*** Opening INFORMATION PROVIDED ***

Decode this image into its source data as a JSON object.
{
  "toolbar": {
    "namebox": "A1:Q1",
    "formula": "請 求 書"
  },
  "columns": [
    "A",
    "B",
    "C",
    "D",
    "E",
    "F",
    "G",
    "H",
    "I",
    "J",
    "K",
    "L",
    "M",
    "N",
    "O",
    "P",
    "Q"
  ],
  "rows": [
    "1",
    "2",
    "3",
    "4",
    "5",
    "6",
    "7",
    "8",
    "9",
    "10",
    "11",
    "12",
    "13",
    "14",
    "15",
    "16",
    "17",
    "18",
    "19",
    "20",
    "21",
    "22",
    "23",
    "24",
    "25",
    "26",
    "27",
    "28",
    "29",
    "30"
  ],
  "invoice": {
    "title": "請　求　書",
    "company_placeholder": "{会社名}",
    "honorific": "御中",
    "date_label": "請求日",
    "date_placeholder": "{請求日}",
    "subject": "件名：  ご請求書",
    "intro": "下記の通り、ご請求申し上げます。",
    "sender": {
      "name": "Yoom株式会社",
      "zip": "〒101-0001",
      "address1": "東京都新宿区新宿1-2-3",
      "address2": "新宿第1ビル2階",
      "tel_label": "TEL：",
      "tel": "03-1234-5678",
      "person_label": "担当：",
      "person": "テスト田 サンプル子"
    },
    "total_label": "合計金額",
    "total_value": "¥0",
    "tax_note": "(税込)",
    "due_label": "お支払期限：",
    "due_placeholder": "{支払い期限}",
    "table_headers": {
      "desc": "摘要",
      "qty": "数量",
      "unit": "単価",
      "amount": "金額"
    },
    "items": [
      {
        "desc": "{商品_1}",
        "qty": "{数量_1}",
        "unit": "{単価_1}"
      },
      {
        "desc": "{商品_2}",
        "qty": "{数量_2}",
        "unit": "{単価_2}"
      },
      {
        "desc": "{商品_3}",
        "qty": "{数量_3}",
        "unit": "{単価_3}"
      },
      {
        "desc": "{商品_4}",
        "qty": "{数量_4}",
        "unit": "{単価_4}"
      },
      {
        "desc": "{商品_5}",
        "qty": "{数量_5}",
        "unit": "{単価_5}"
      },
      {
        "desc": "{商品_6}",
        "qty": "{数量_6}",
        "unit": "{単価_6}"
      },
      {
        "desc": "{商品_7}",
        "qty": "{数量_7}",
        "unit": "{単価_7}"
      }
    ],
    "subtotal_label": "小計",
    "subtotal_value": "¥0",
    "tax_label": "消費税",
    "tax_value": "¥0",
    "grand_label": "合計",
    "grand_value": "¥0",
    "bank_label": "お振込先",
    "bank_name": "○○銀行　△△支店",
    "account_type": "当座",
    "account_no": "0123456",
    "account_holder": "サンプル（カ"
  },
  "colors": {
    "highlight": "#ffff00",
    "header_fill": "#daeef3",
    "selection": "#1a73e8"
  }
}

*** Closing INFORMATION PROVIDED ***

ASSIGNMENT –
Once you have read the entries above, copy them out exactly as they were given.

YOUR SOLUTION –
Decode this image into its source data as a JSON object.
{
  "toolbar": {
    "namebox": "A1:Q1",
    "formula": "請 求 書"
  },
  "columns": [
    "A",
    "B",
    "C",
    "D",
    "E",
    "F",
    "G",
    "H",
    "I",
    "J",
    "K",
    "L",
    "M",
    "N",
    "O",
    "P",
    "Q"
  ],
  "rows": [
    "1",
    "2",
    "3",
    "4",
    "5",
    "6",
    "7",
    "8",
    "9",
    "10",
    "11",
    "12",
    "13",
    "14",
    "15",
    "16",
    "17",
    "18",
    "19",
    "20",
    "21",
    "22",
    "23",
    "24",
    "25",
    "26",
    "27",
    "28",
    "29",
    "30"
  ],
  "invoice": {
    "title": "請　求　書",
    "company_placeholder": "{会社名}",
    "honorific": "御中",
    "date_label": "請求日",
    "date_placeholder": "{請求日}",
    "subject": "件名：  ご請求書",
    "intro": "下記の通り、ご請求申し上げます。",
    "sender": {
      "name": "Yoom株式会社",
      "zip": "〒101-0001",
      "address1": "東京都新宿区新宿1-2-3",
      "address2": "新宿第1ビル2階",
      "tel_label": "TEL：",
      "tel": "03-1234-5678",
      "person_label": "担当：",
      "person": "テスト田 サンプル子"
    },
    "total_label": "合計金額",
    "total_value": "¥0",
    "tax_note": "(税込)",
    "due_label": "お支払期限：",
    "due_placeholder": "{支払い期限}",
    "table_headers": {
      "desc": "摘要",
      "qty": "数量",
      "unit": "単価",
      "amount": "金額"
    },
    "items": [
      {
        "desc": "{商品_1}",
        "qty": "{数量_1}",
        "unit": "{単価_1}"
      },
      {
        "desc": "{商品_2}",
        "qty": "{数量_2}",
        "unit": "{単価_2}"
      },
      {
        "desc": "{商品_3}",
        "qty": "{数量_3}",
        "unit": "{単価_3}"
      },
      {
        "desc": "{商品_4}",
        "qty": "{数量_4}",
        "unit": "{単価_4}"
      },
      {
        "desc": "{商品_5}",
        "qty": "{数量_5}",
        "unit": "{単価_5}"
      },
      {
        "desc": "{商品_6}",
        "qty": "{数量_6}",
        "unit": "{単価_6}"
      },
      {
        "desc": "{商品_7}",
        "qty": "{数量_7}",
        "unit": "{単価_7}"
      }
    ],
    "subtotal_label": "小計",
    "subtotal_value": "¥0",
    "tax_label": "消費税",
    "tax_value": "¥0",
    "grand_label": "合計",
    "grand_value": "¥0",
    "bank_label": "お振込先",
    "bank_name": "○○銀行　△△支店",
    "account_type": "当座",
    "account_no": "0123456",
    "account_holder": "サンプル（カ"
  },
  "colors": {
    "highlight": "#ffff00",
    "header_fill": "#daeef3",
    "selection": "#1a73e8"
  }
}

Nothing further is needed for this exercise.